(Excerpts from an interface dataset)
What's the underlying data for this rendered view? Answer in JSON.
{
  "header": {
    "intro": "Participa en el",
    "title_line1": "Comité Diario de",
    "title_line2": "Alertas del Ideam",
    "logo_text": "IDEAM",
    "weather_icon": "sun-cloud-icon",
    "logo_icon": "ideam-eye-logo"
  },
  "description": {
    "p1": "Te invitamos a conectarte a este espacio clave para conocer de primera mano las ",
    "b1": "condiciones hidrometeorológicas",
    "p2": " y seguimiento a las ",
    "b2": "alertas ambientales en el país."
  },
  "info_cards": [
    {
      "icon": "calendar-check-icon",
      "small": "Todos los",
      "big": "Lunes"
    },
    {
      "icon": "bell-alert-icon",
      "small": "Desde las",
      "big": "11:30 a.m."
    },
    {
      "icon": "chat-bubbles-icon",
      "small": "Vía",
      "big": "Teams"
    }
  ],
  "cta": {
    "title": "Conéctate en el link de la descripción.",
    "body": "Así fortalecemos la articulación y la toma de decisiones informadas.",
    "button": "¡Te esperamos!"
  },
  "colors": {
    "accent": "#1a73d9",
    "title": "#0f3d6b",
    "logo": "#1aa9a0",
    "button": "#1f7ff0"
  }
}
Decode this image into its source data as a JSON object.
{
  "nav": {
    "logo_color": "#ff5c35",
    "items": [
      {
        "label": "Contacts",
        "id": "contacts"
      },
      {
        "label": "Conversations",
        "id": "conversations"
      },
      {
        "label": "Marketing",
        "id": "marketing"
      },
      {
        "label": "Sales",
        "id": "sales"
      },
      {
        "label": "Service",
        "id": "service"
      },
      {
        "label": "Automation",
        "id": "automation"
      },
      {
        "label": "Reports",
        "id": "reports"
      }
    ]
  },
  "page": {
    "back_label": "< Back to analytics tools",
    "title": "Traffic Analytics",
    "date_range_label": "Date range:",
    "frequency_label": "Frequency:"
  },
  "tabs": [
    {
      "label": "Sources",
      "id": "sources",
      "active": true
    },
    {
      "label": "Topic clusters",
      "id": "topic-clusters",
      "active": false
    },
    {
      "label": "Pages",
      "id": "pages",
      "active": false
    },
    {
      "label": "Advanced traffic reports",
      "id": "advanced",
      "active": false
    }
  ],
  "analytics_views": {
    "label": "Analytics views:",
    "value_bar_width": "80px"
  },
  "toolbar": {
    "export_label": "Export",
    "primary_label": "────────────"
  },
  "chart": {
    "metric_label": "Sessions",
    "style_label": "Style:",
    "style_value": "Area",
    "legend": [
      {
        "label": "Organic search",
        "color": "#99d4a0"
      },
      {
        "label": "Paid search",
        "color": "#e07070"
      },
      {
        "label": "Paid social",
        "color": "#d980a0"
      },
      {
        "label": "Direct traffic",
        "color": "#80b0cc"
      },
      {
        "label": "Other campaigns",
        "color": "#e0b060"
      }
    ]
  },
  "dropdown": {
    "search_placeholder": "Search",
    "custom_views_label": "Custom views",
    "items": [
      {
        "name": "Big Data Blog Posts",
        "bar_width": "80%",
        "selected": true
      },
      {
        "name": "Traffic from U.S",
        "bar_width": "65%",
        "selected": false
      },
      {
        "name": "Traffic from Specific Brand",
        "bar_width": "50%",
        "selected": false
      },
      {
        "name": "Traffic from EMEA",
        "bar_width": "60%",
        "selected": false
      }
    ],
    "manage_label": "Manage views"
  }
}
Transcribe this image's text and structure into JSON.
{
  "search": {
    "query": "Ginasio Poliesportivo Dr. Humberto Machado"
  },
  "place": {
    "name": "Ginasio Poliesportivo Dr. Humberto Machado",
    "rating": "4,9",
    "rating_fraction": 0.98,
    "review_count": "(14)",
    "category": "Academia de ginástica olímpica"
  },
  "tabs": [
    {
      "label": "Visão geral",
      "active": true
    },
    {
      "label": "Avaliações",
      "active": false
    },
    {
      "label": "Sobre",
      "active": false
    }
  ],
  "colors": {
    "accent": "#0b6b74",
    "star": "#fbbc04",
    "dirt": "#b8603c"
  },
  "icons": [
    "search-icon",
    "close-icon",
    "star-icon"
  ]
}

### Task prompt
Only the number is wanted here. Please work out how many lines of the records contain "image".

### Answer box
2